Earth Day and One Thing You Can Do
While looking for something else I found a quote I had written down years ago but which I thought was lost. The one I was looking for I did not find. So it goes. Sometimes these days looking for stuff is a bit of treasure hunt. Here’s the found treasure. On “Moderation,” from Rabbi Norman Lamm.
“Moderation should never be confused with indecisiveness. On the contrary, a lack of self-confidence in one’s most basic commitments is often expressed in extremism. Only one who is sure of what he stands for can afford to be moderate. A strong heart can risk being an open heart.”
Isn’t that great? I liked it when I wrote it down perhaps a decade ago. I still like it. I’d say it’s only more relevant, even urgent, today.
Earth Day is coming up this Sunday, April 22. I want to highlight the work of a climate scientist who seems to me to embody Lamm’s “strong heart” risking being an open heart. The scientist is Katharine Hayhoe, who is director of the Climate Science Center at Texas Tech University. Hayhoe also appears in the PBS series on Climate Change, “Global Weirding.”

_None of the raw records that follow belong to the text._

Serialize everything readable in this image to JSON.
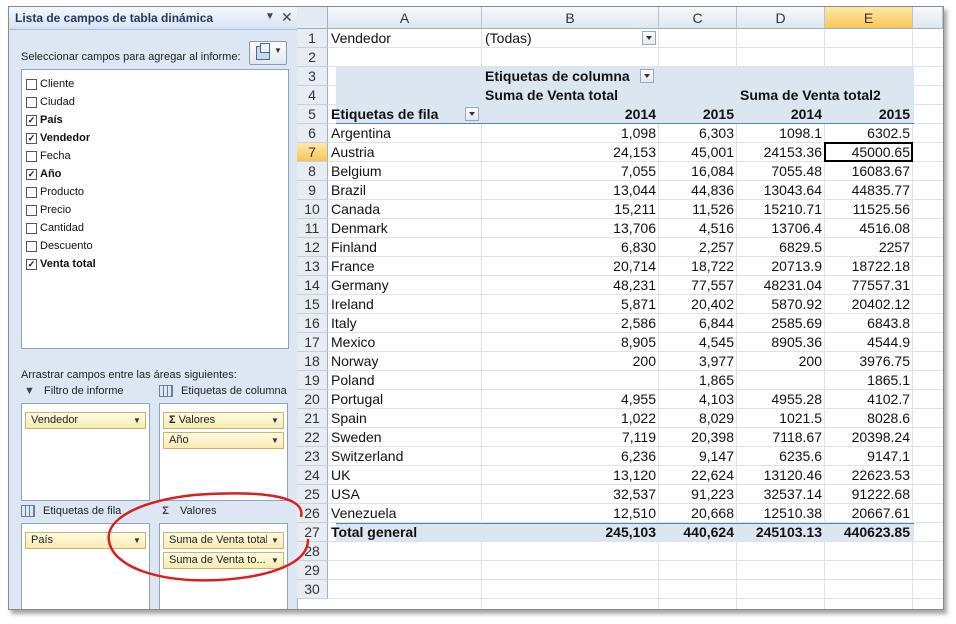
{
  "pane": {
    "title": "Lista de campos de tabla dinámica",
    "choose_label": "Seleccionar campos para agregar al informe:",
    "drag_label": "Arrastrar campos entre las áreas siguientes:",
    "fields": [
      {
        "label": "Cliente",
        "checked": false
      },
      {
        "label": "Ciudad",
        "checked": false
      },
      {
        "label": "País",
        "checked": true
      },
      {
        "label": "Vendedor",
        "checked": true
      },
      {
        "label": "Fecha",
        "checked": false
      },
      {
        "label": "Año",
        "checked": true
      },
      {
        "label": "Producto",
        "checked": false
      },
      {
        "label": "Precio",
        "checked": false
      },
      {
        "label": "Cantidad",
        "checked": false
      },
      {
        "label": "Descuento",
        "checked": false
      },
      {
        "label": "Venta total",
        "checked": true
      }
    ],
    "areas": {
      "filter_label": "Filtro de informe",
      "columns_label": "Etiquetas de columna",
      "rows_label": "Etiquetas de fila",
      "values_label": "Valores",
      "filter_items": [
        "Vendedor"
      ],
      "column_items": [
        "Valores",
        "Año"
      ],
      "row_items": [
        "País"
      ],
      "value_items": [
        "Suma de Venta total",
        "Suma de Venta to..."
      ]
    }
  },
  "sheet": {
    "columns": [
      "A",
      "B",
      "C",
      "D",
      "E"
    ],
    "active_column": "E",
    "active_row": "7",
    "filter_field": "Vendedor",
    "filter_value": "(Todas)",
    "col_labels_header": "Etiquetas de columna",
    "row_labels_header": "Etiquetas de fila",
    "measure1": "Suma de Venta total",
    "measure2": "Suma de Venta total2",
    "years": [
      "2014",
      "2015",
      "2014",
      "2015"
    ],
    "data_rows": [
      {
        "row": "6",
        "country": "Argentina",
        "v1": "1,098",
        "v2": "6,303",
        "v3": "1098.1",
        "v4": "6302.5"
      },
      {
        "row": "7",
        "country": "Austria",
        "v1": "24,153",
        "v2": "45,001",
        "v3": "24153.36",
        "v4": "45000.65"
      },
      {
        "row": "8",
        "country": "Belgium",
        "v1": "7,055",
        "v2": "16,084",
        "v3": "7055.48",
        "v4": "16083.67"
      },
      {
        "row": "9",
        "country": "Brazil",
        "v1": "13,044",
        "v2": "44,836",
        "v3": "13043.64",
        "v4": "44835.77"
      },
      {
        "row": "10",
        "country": "Canada",
        "v1": "15,211",
        "v2": "11,526",
        "v3": "15210.71",
        "v4": "11525.56"
      },
      {
        "row": "11",
        "country": "Denmark",
        "v1": "13,706",
        "v2": "4,516",
        "v3": "13706.4",
        "v4": "4516.08"
      },
      {
        "row": "12",
        "country": "Finland",
        "v1": "6,830",
        "v2": "2,257",
        "v3": "6829.5",
        "v4": "2257"
      },
      {
        "row": "13",
        "country": "France",
        "v1": "20,714",
        "v2": "18,722",
        "v3": "20713.9",
        "v4": "18722.18"
      },
      {
        "row": "14",
        "country": "Germany",
        "v1": "48,231",
        "v2": "77,557",
        "v3": "48231.04",
        "v4": "77557.31"
      },
      {
        "row": "15",
        "country": "Ireland",
        "v1": "5,871",
        "v2": "20,402",
        "v3": "5870.92",
        "v4": "20402.12"
      },
      {
        "row": "16",
        "country": "Italy",
        "v1": "2,586",
        "v2": "6,844",
        "v3": "2585.69",
        "v4": "6843.8"
      },
      {
        "row": "17",
        "country": "Mexico",
        "v1": "8,905",
        "v2": "4,545",
        "v3": "8905.36",
        "v4": "4544.9"
      },
      {
        "row": "18",
        "country": "Norway",
        "v1": "200",
        "v2": "3,977",
        "v3": "200",
        "v4": "3976.75"
      },
      {
        "row": "19",
        "country": "Poland",
        "v1": "",
        "v2": "1,865",
        "v3": "",
        "v4": "1865.1"
      },
      {
        "row": "20",
        "country": "Portugal",
        "v1": "4,955",
        "v2": "4,103",
        "v3": "4955.28",
        "v4": "4102.7"
      },
      {
        "row": "21",
        "country": "Spain",
        "v1": "1,022",
        "v2": "8,029",
        "v3": "1021.5",
        "v4": "8028.6"
      },
      {
        "row": "22",
        "country": "Sweden",
        "v1": "7,119",
        "v2": "20,398",
        "v3": "7118.67",
        "v4": "20398.24"
      },
      {
        "row": "23",
        "country": "Switzerland",
        "v1": "6,236",
        "v2": "9,147",
        "v3": "6235.6",
        "v4": "9147.1"
      },
      {
        "row": "24",
        "country": "UK",
        "v1": "13,120",
        "v2": "22,624",
        "v3": "13120.46",
        "v4": "22623.53"
      },
      {
        "row": "25",
        "country": "USA",
        "v1": "32,537",
        "v2": "91,223",
        "v3": "32537.14",
        "v4": "91222.68"
      },
      {
        "row": "26",
        "country": "Venezuela",
        "v1": "12,510",
        "v2": "20,668",
        "v3": "12510.38",
        "v4": "20667.61"
      }
    ],
    "total": {
      "row": "27",
      "label": "Total general",
      "v1": "245,103",
      "v2": "440,624",
      "v3": "245103.13",
      "v4": "440623.85"
    },
    "empty_rows": [
      "28",
      "29",
      "30"
    ],
    "annotation_color": "#d92020",
    "accent_color": "#dce6f1"
  }
}
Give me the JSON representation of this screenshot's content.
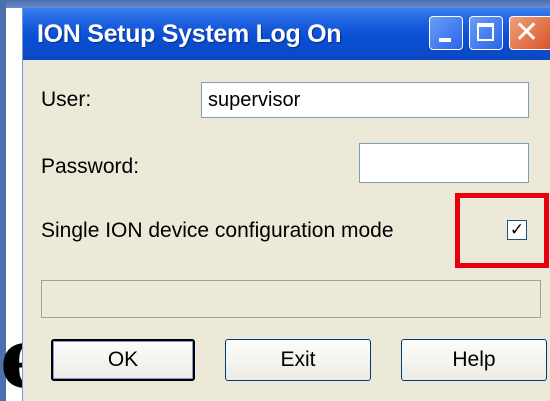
{
  "window": {
    "title": "ION Setup System Log On",
    "min_icon": "minimize-icon",
    "max_icon": "maximize-icon",
    "close_icon": "close-icon",
    "close_glyph": "✕"
  },
  "form": {
    "user_label": "User:",
    "user_value": "supervisor",
    "password_label": "Password:",
    "password_value": "",
    "single_mode_label": "Single ION device configuration mode",
    "single_mode_checked": true,
    "check_glyph": "✓"
  },
  "buttons": {
    "ok": "OK",
    "exit": "Exit",
    "help": "Help"
  },
  "annotation": {
    "color": "#e8000f"
  },
  "background": {
    "glyph": "e"
  }
}
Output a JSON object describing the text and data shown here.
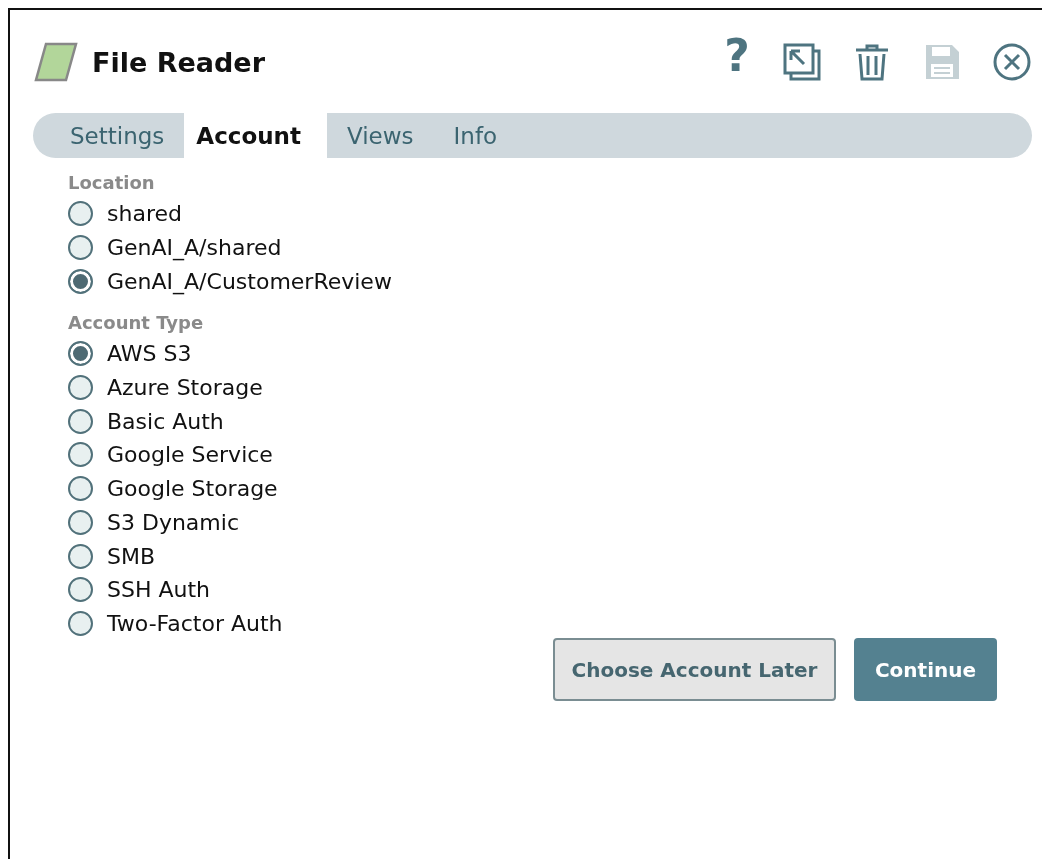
{
  "window": {
    "title": "File Reader"
  },
  "toolbar": [
    {
      "kind": "help",
      "text": "?",
      "disabled": false
    },
    {
      "kind": "window",
      "disabled": false
    },
    {
      "kind": "trash",
      "disabled": false
    },
    {
      "kind": "save",
      "disabled": true
    },
    {
      "kind": "close",
      "disabled": false
    }
  ],
  "tabs": [
    {
      "label": "Settings",
      "selected": false
    },
    {
      "label": "Account",
      "selected": true
    },
    {
      "label": "Views",
      "selected": false
    },
    {
      "label": "Info",
      "selected": false
    }
  ],
  "groups": [
    {
      "label": "Location",
      "options": [
        {
          "label": "shared",
          "selected": false
        },
        {
          "label": "GenAI_A/shared",
          "selected": false
        },
        {
          "label": "GenAI_A/CustomerReview",
          "selected": true
        }
      ]
    },
    {
      "label": "Account Type",
      "options": [
        {
          "label": "AWS S3",
          "selected": true
        },
        {
          "label": "Azure Storage",
          "selected": false
        },
        {
          "label": "Basic Auth",
          "selected": false
        },
        {
          "label": "Google Service",
          "selected": false
        },
        {
          "label": "Google Storage",
          "selected": false
        },
        {
          "label": "S3 Dynamic",
          "selected": false
        },
        {
          "label": "SMB",
          "selected": false
        },
        {
          "label": "SSH Auth",
          "selected": false
        },
        {
          "label": "Two-Factor Auth",
          "selected": false
        }
      ]
    }
  ],
  "buttons": [
    {
      "label": "Choose Account Later",
      "kind": "secondary"
    },
    {
      "label": "Continue",
      "kind": "primary"
    }
  ]
}
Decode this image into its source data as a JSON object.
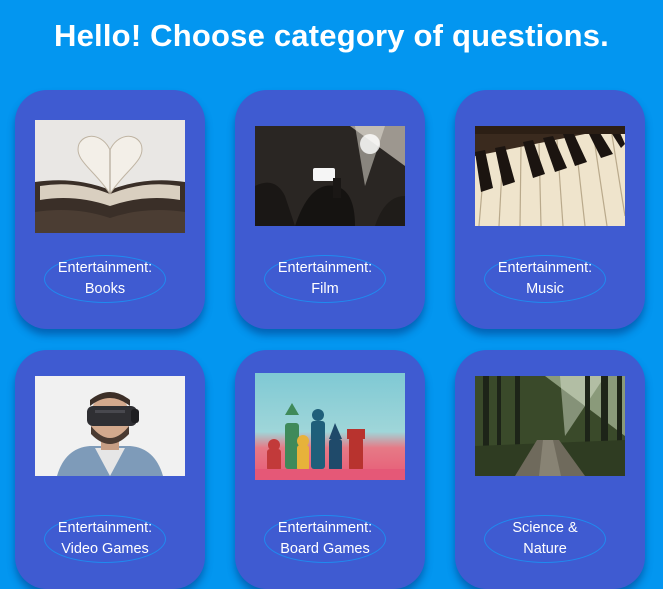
{
  "header": {
    "title": "Hello! Choose category of questions."
  },
  "categories": [
    {
      "line1": "Entertainment:",
      "line2": "Books",
      "image_icon": "open-book-heart-photo"
    },
    {
      "line1": "Entertainment:",
      "line2": "Film",
      "image_icon": "concert-phone-photo"
    },
    {
      "line1": "Entertainment:",
      "line2": "Music",
      "image_icon": "piano-keys-photo"
    },
    {
      "line1": "Entertainment:",
      "line2": "Video Games",
      "image_icon": "vr-headset-photo"
    },
    {
      "line1": "Entertainment:",
      "line2": "Board Games",
      "image_icon": "chess-pieces-photo"
    },
    {
      "line1": "Science &",
      "line2": "Nature",
      "image_icon": "forest-path-photo"
    }
  ],
  "colors": {
    "background": "#0396f0",
    "card": "#3f5bd1",
    "label_border": "#1f8bf0",
    "text": "#ffffff"
  }
}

Hayhoe was interviewed recently by The Christian Century. I link to that interview, but it may be behind a pay wall. Spending the $4.95 to be an on-line subscriber is worth it. Hayhoe is both a scientist and a Christian. And she is married to a pastor, Andrew Farley. Together they have written A Climate for Change: Global Warming Facts for Faith-Based Decisions.
Hayhoe is clear and forthright about the facts of climate science and change. But she is a moderate who approaches those who are skeptics about climate change with respect, looking for common ground.
Here’s a bit from the interview I liked.
“Q: How do you respond to [ideas like] the world is going to end soon anyway (so why bother to be concerned)?
“A: My favorite Bible verse comes from II Timothy 1: 7, which says that ‘God has not given us a spirit of fear.’ This is a litmus test for Christians. If something is inducing fear in us, it is not from God. What God has given us is a spirit of love power, and a sound mind.
“In the New Testament, the apostle Paul was writing letters to people who expected that Christ would return tomorrow or next week. He makes it very clear that although we don’t know the day and the hour, we are not to sit on our hands waiting for him to return, and we are certainly not to tremble in fear. We are to do good works, which include loving and caring for others. And today, that includes addressing global issues like climate change that disproportionately impact the most vulnerable of us.”
And the one thing you might do on Earth Day (that is, if you live in Seattle)? In my capacity as a Urban Naturalist I will be leading an Earth Day Beach Clean-Up at Seattle’s Discovery Park on Sunday, April 22, 2:00 to 4:00 p.m. Join me. We meet at the Visitor Center near the park’s East Entrance at 2:00. When we get to the park’s beaches our real concern in not just litter, but plastic and particularly the kind of small plastic bits that fish and waterfowl ingest, thinking it edible. It can be a death sentence to these creatures.
A beach clean up is a small thing. But small things, we have it on good authority (mustard seeds and all that), matter. This one usually has a big turnout of kids, so it’s an opportunity for environmental education with the younger generation and a chance for parents and children to work together doing service. Such experiences with one’s parents are, according to research, highly impactful for children.
Here’s a bit of a follow up on the above. Seattle is slated to go straw-less this summer to reduce plastic in the water. Despite that it is estimated that the volume of plastic in the ocean by 2050 will outweigh that of fish.